■ Problem requirements:
Scan the data below and state how many of its lines contain the word "Футбол", giving only the figure.

[Dataset records]
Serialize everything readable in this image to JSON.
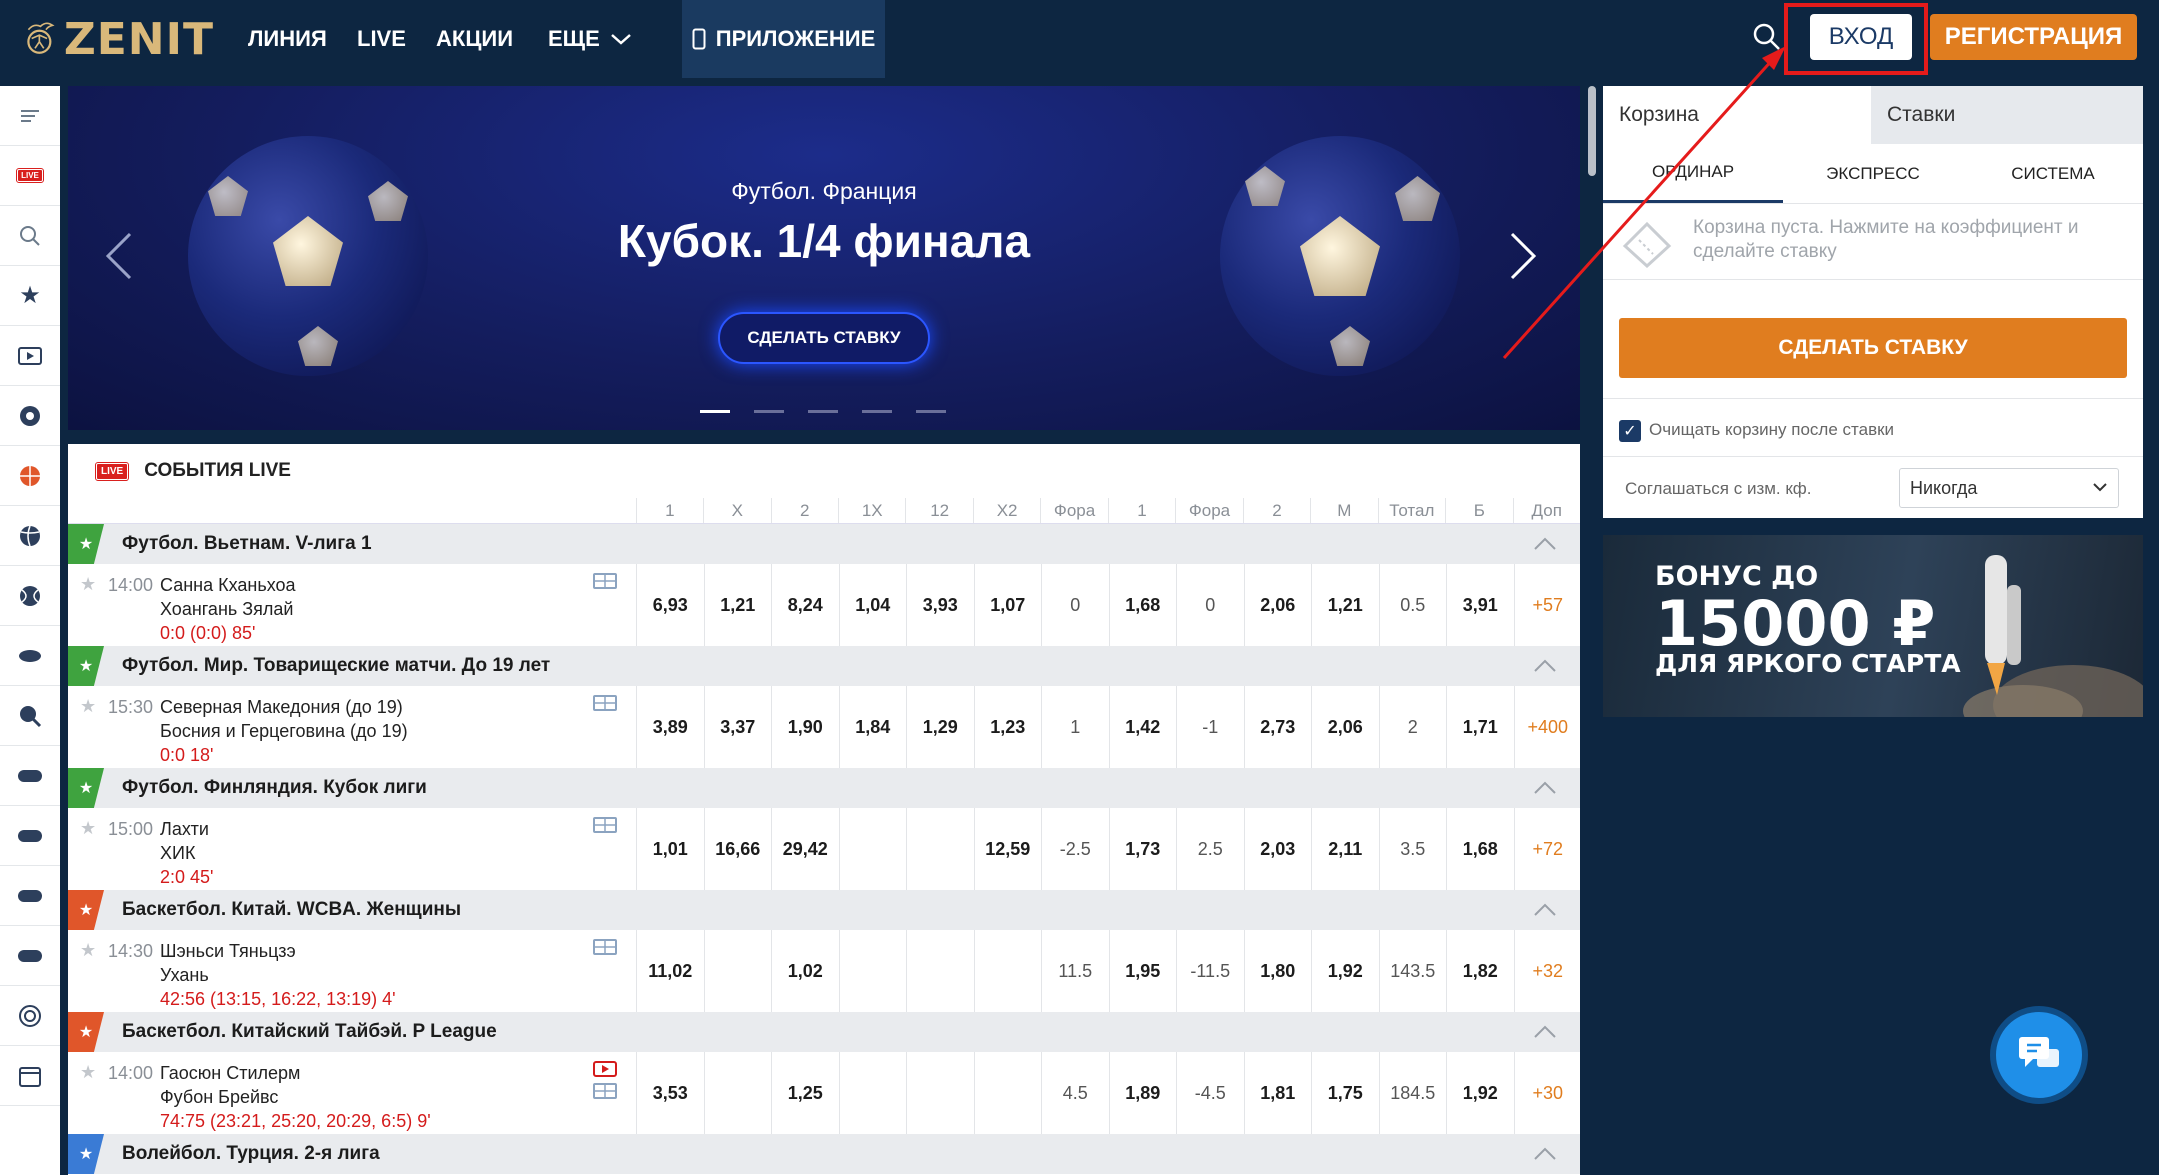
{
  "header": {
    "logo_text": "ZENIT",
    "nav": [
      "ЛИНИЯ",
      "LIVE",
      "АКЦИИ",
      "ЕЩЕ"
    ],
    "app_label": "ПРИЛОЖЕНИЕ",
    "login_label": "ВХОД",
    "register_label": "РЕГИСТРАЦИЯ"
  },
  "sidebar": {
    "icons": [
      "menu-icon",
      "live-icon",
      "search-icon",
      "star-icon",
      "video-icon",
      "football-icon",
      "basketball-icon",
      "volleyball-icon",
      "tennis-icon",
      "hockey-icon",
      "table-tennis-icon",
      "gamepad-icon",
      "gamepad-icon",
      "gamepad-icon",
      "gamepad-icon",
      "target-icon",
      "calendar-icon"
    ],
    "live_badge": "LIVE"
  },
  "banner": {
    "subtitle": "Футбол. Франция",
    "title": "Кубок. 1/4 финала",
    "button": "СДЕЛАТЬ СТАВКУ",
    "active_slide": 1,
    "slides": 5
  },
  "live": {
    "badge": "LIVE",
    "title": "СОБЫТИЯ LIVE",
    "columns": [
      "1",
      "X",
      "2",
      "1X",
      "12",
      "X2",
      "Фора",
      "1",
      "Фора",
      "2",
      "М",
      "Тотал",
      "Б",
      "Доп"
    ],
    "leagues": [
      {
        "sport_color": "#3fa33f",
        "name": "Футбол. Вьетнам. V-лига 1",
        "time": "14:00",
        "team1": "Санна Кханьхоа",
        "team2": "Хоангань Зялай",
        "score": "0:0 (0:0) 85'",
        "odds": [
          "6,93",
          "1,21",
          "8,24",
          "1,04",
          "3,93",
          "1,07",
          "0",
          "1,68",
          "0",
          "2,06",
          "1,21",
          "0.5",
          "3,91",
          "+57"
        ]
      },
      {
        "sport_color": "#3fa33f",
        "name": "Футбол. Мир. Товарищеские матчи. До 19 лет",
        "time": "15:30",
        "team1": "Северная Македония (до 19)",
        "team2": "Босния и Герцеговина (до 19)",
        "score": "0:0 18'",
        "odds": [
          "3,89",
          "3,37",
          "1,90",
          "1,84",
          "1,29",
          "1,23",
          "1",
          "1,42",
          "-1",
          "2,73",
          "2,06",
          "2",
          "1,71",
          "+400"
        ]
      },
      {
        "sport_color": "#3fa33f",
        "name": "Футбол. Финляндия. Кубок лиги",
        "time": "15:00",
        "team1": "Лахти",
        "team2": "ХИК",
        "score": "2:0 45'",
        "odds": [
          "1,01",
          "16,66",
          "29,42",
          "",
          "",
          "12,59",
          "-2.5",
          "1,73",
          "2.5",
          "2,03",
          "2,11",
          "3.5",
          "1,68",
          "+72"
        ]
      },
      {
        "sport_color": "#e0562a",
        "name": "Баскетбол. Китай. WCBA. Женщины",
        "time": "14:30",
        "team1": "Шэньси Тяньцзэ",
        "team2": "Ухань",
        "score": "42:56 (13:15, 16:22, 13:19) 4'",
        "odds": [
          "11,02",
          "",
          "1,02",
          "",
          "",
          "",
          "11.5",
          "1,95",
          "-11.5",
          "1,80",
          "1,92",
          "143.5",
          "1,82",
          "+32"
        ]
      },
      {
        "sport_color": "#e0562a",
        "name": "Баскетбол. Китайский Тайбэй. P League",
        "time": "14:00",
        "team1": "Гаосюн Стилерм",
        "team2": "Фубон Брейвс",
        "score": "74:75 (23:21, 25:20, 20:29, 6:5) 9'",
        "odds": [
          "3,53",
          "",
          "1,25",
          "",
          "",
          "",
          "4.5",
          "1,89",
          "-4.5",
          "1,81",
          "1,75",
          "184.5",
          "1,92",
          "+30"
        ]
      },
      {
        "sport_color": "#3a7bd5",
        "name": "Волейбол. Турция. 2-я лига"
      }
    ]
  },
  "betslip": {
    "tab_basket": "Корзина",
    "tab_bets": "Ставки",
    "subtabs": [
      "ОРДИНАР",
      "ЭКСПРЕСС",
      "СИСТЕМА"
    ],
    "empty_text": "Корзина пуста. Нажмите на коэффициент и сделайте ставку",
    "make_bet": "СДЕЛАТЬ СТАВКУ",
    "clear_label": "Очищать корзину после ставки",
    "agree_label": "Соглашаться с изм. кф.",
    "agree_value": "Никогда"
  },
  "bonus": {
    "line1": "БОНУС ДО",
    "line2": "15000 ₽",
    "line3": "ДЛЯ ЯРКОГО СТАРТА"
  },
  "colors": {
    "header_bg": "#0d2641",
    "accent": "#e07d1f",
    "live_red": "#d41b1b",
    "annotation_red": "#e51b1b"
  }
}
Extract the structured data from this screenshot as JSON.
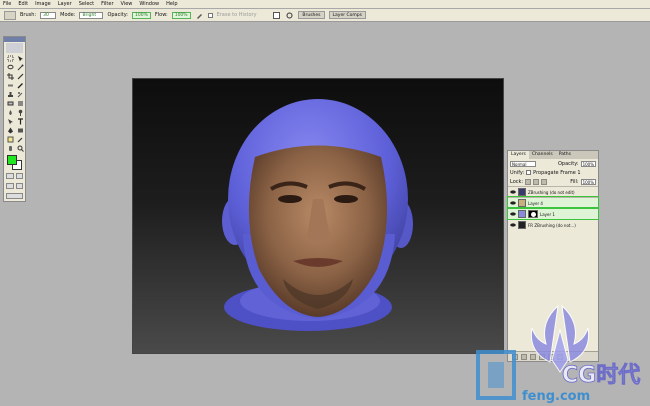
{
  "menu": [
    "File",
    "Edit",
    "Image",
    "Layer",
    "Select",
    "Filter",
    "View",
    "Window",
    "Help"
  ],
  "options": {
    "brush_label": "Brush:",
    "brush_size": "30",
    "mode_label": "Mode:",
    "mode_value": "Bright",
    "opacity_label": "Opacity:",
    "opacity_value": "100%",
    "flow_label": "Flow:",
    "flow_value": "100%",
    "erase_label": "Erase to History"
  },
  "palette_well": {
    "tab1": "Brushes",
    "tab2": "Layer Comps"
  },
  "toolbox": {
    "foreground_color": "#22e622",
    "background_color": "#ffffff"
  },
  "layers": {
    "tabs": [
      "Layers",
      "Channels",
      "Paths"
    ],
    "blend_mode": "Normal",
    "opacity_label": "Opacity:",
    "opacity_value": "100%",
    "lock_label": "Lock:",
    "fill_label": "Fill:",
    "fill_value": "100%",
    "propagate_label": "Propagate Frame 1",
    "unify_label": "Unify:",
    "items": [
      {
        "name": "ZBrushing (do not edit)",
        "selected": false,
        "thumb": "#3a3a6a"
      },
      {
        "name": "Layer 4",
        "selected": true,
        "thumb": "#c8b07c"
      },
      {
        "name": "Layer 1",
        "selected": true,
        "thumb": "#8a8ad8"
      },
      {
        "name": "FR ZBrushing (do not...)",
        "selected": false,
        "thumb": "#222"
      }
    ]
  },
  "watermark": {
    "brand": "CG时代",
    "url": "feng.com"
  },
  "colors": {
    "head_blue": "#6666e6",
    "accent_green": "#3cc43c"
  }
}
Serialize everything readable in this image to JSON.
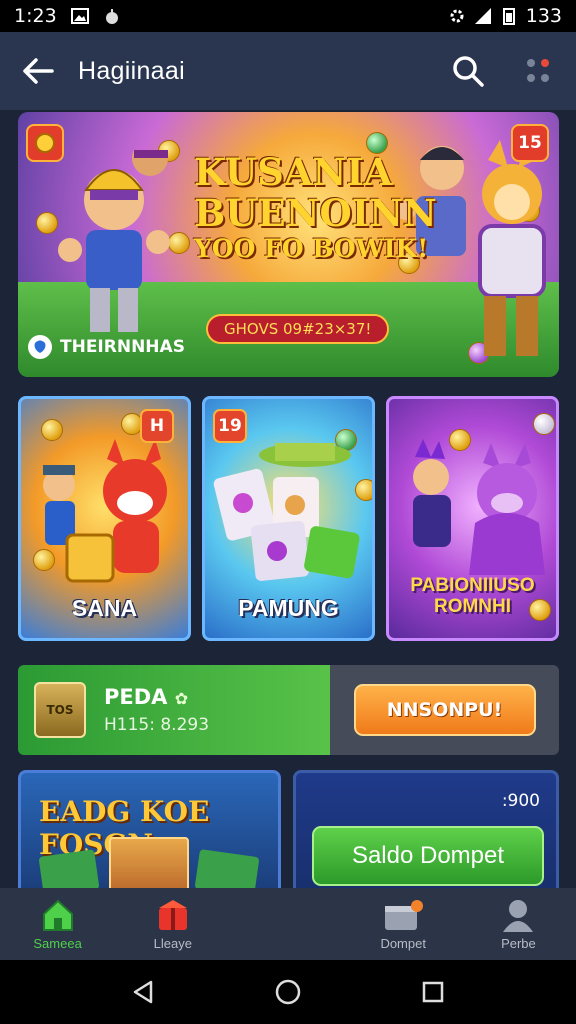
{
  "status_bar": {
    "time": "1:23",
    "battery": "133"
  },
  "app_bar": {
    "title": "Hagiinaai"
  },
  "hero": {
    "badge_left": "",
    "badge_right": "15",
    "title_line1": "KUSANIA",
    "title_line2": "BUENOINN",
    "title_line3": "YOO FO BOWIK!",
    "cta": "GHOVS 09#23×37!",
    "brand": "THEIRNNHAS"
  },
  "game_cards": [
    {
      "badge": "H",
      "title": "SANA"
    },
    {
      "badge": "19",
      "title": "PAMUNG"
    },
    {
      "badge": "",
      "title_line1": "PABIONIIUSO",
      "title_line2": "ROMNHI"
    }
  ],
  "promo": {
    "gift_label": "TOS",
    "name": "PEDA",
    "meta": "H115: 8.293",
    "button": "NNSONPU!"
  },
  "bottom_left": {
    "title": "EADG KOE FOSGN"
  },
  "bottom_right": {
    "amount": ":900",
    "button": "Saldo Dompet"
  },
  "bottom_nav": [
    {
      "label": "Sameea",
      "icon": "home-icon"
    },
    {
      "label": "Lleaye",
      "icon": "gift-icon"
    },
    {
      "label": "",
      "icon": ""
    },
    {
      "label": "Dompet",
      "icon": "wallet-icon"
    },
    {
      "label": "Perbe",
      "icon": "profile-icon"
    }
  ],
  "colors": {
    "accent_green": "#4fd04a",
    "orange": "#f07a1a",
    "app_bar": "#2a3550"
  }
}
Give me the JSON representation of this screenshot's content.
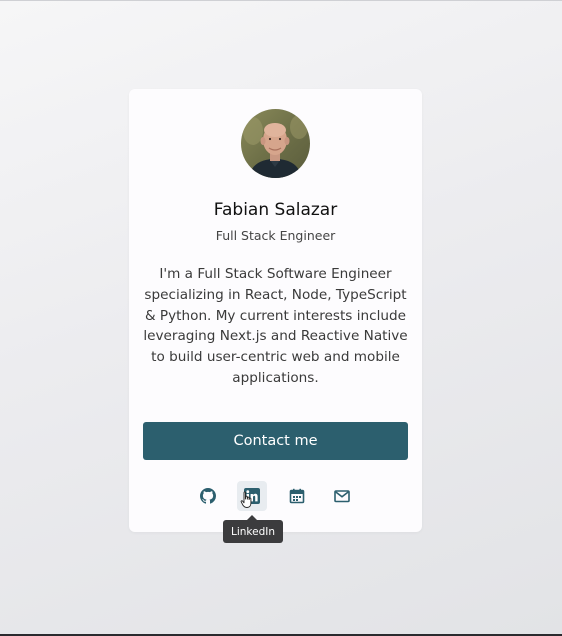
{
  "profile": {
    "name": "Fabian Salazar",
    "title": "Full Stack Engineer",
    "bio": "I'm a Full Stack Software Engineer specializing in React, Node, TypeScript & Python. My current interests include leveraging Next.js and Reactive Native to build user-centric web and mobile applications.",
    "contact_label": "Contact me"
  },
  "social": {
    "github_icon": "github-icon",
    "linkedin_icon": "linkedin-icon",
    "calendar_icon": "calendar-icon",
    "email_icon": "mail-icon",
    "hovered": "linkedin"
  },
  "tooltip": {
    "label": "LinkedIn"
  },
  "colors": {
    "accent": "#2c5f6e",
    "icon": "#2c5f6e",
    "tooltip_bg": "#3c3c3e",
    "card_bg": "#fdfcfe"
  }
}
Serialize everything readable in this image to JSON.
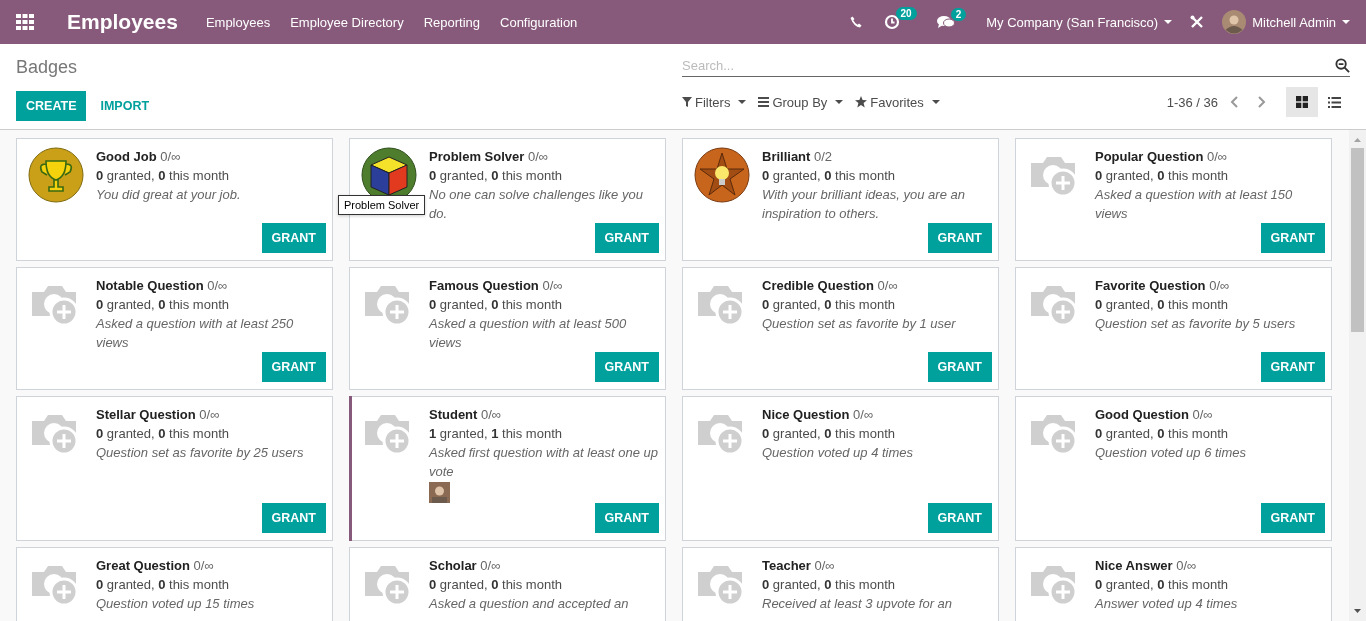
{
  "app": {
    "title": "Employees",
    "menu": [
      "Employees",
      "Employee Directory",
      "Reporting",
      "Configuration"
    ],
    "activity_count": "20",
    "message_count": "2",
    "company": "My Company (San Francisco)",
    "user": "Mitchell Admin"
  },
  "breadcrumb": "Badges",
  "buttons": {
    "create": "CREATE",
    "import": "IMPORT"
  },
  "search": {
    "placeholder": "Search..."
  },
  "search_options": [
    {
      "kind": "filter",
      "label": "Filters"
    },
    {
      "kind": "group",
      "label": "Group By"
    },
    {
      "kind": "star",
      "label": "Favorites"
    }
  ],
  "pager": "1-36 / 36",
  "views": [
    {
      "kind": "kanban",
      "selected": true
    },
    {
      "kind": "list",
      "selected": false
    }
  ],
  "badges": [
    {
      "name": "Good Job",
      "count": "0/∞",
      "granted": "**0** granted, **0** this month",
      "description": "You did great at your job.",
      "kind": "trophy",
      "highlighted": false,
      "holder_avatar": false,
      "button": "GRANT"
    },
    {
      "name": "Problem Solver",
      "count": "0/∞",
      "granted": "**0** granted, **0** this month",
      "description": "No one can solve challenges like you do.",
      "kind": "cube",
      "highlighted": false,
      "holder_avatar": false,
      "button": "GRANT",
      "tooltip": "Problem Solver"
    },
    {
      "name": "Brilliant",
      "count": "0/2",
      "granted": "**0** granted, **0** this month",
      "description": "With your brilliant ideas, you are an inspiration to others.",
      "kind": "bulb",
      "highlighted": false,
      "holder_avatar": false,
      "button": "GRANT"
    },
    {
      "name": "Popular Question",
      "count": "0/∞",
      "granted": "**0** granted, **0** this month",
      "description": "Asked a question with at least 150 views",
      "kind": "placeholder",
      "highlighted": false,
      "holder_avatar": false,
      "button": "GRANT"
    },
    {
      "name": "Notable Question",
      "count": "0/∞",
      "granted": "**0** granted, **0** this month",
      "description": "Asked a question with at least 250 views",
      "kind": "placeholder",
      "highlighted": false,
      "holder_avatar": false,
      "button": "GRANT"
    },
    {
      "name": "Famous Question",
      "count": "0/∞",
      "granted": "**0** granted, **0** this month",
      "description": "Asked a question with at least 500 views",
      "kind": "placeholder",
      "highlighted": false,
      "holder_avatar": false,
      "button": "GRANT"
    },
    {
      "name": "Credible Question",
      "count": "0/∞",
      "granted": "**0** granted, **0** this month",
      "description": "Question set as favorite by 1 user",
      "kind": "placeholder",
      "highlighted": false,
      "holder_avatar": false,
      "button": "GRANT"
    },
    {
      "name": "Favorite Question",
      "count": "0/∞",
      "granted": "**0** granted, **0** this month",
      "description": "Question set as favorite by 5 users",
      "kind": "placeholder",
      "highlighted": false,
      "holder_avatar": false,
      "button": "GRANT"
    },
    {
      "name": "Stellar Question",
      "count": "0/∞",
      "granted": "**0** granted, **0** this month",
      "description": "Question set as favorite by 25 users",
      "kind": "placeholder",
      "highlighted": false,
      "holder_avatar": false,
      "button": "GRANT"
    },
    {
      "name": "Student",
      "count": "0/∞",
      "granted": "**1** granted, **1** this month",
      "description": "Asked first question with at least one up vote",
      "kind": "placeholder",
      "highlighted": true,
      "holder_avatar": true,
      "button": "GRANT"
    },
    {
      "name": "Nice Question",
      "count": "0/∞",
      "granted": "**0** granted, **0** this month",
      "description": "Question voted up 4 times",
      "kind": "placeholder",
      "highlighted": false,
      "holder_avatar": false,
      "button": "GRANT"
    },
    {
      "name": "Good Question",
      "count": "0/∞",
      "granted": "**0** granted, **0** this month",
      "description": "Question voted up 6 times",
      "kind": "placeholder",
      "highlighted": false,
      "holder_avatar": false,
      "button": "GRANT"
    },
    {
      "name": "Great Question",
      "count": "0/∞",
      "granted": "**0** granted, **0** this month",
      "description": "Question voted up 15 times",
      "kind": "placeholder",
      "highlighted": false,
      "holder_avatar": false
    },
    {
      "name": "Scholar",
      "count": "0/∞",
      "granted": "**0** granted, **0** this month",
      "description": "Asked a question and accepted an",
      "kind": "placeholder",
      "highlighted": false,
      "holder_avatar": false
    },
    {
      "name": "Teacher",
      "count": "0/∞",
      "granted": "**0** granted, **0** this month",
      "description": "Received at least 3 upvote for an",
      "kind": "placeholder",
      "highlighted": false,
      "holder_avatar": false
    },
    {
      "name": "Nice Answer",
      "count": "0/∞",
      "granted": "**0** granted, **0** this month",
      "description": "Answer voted up 4 times",
      "kind": "placeholder",
      "highlighted": false,
      "holder_avatar": false
    }
  ]
}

■ Answer to the exercise:
4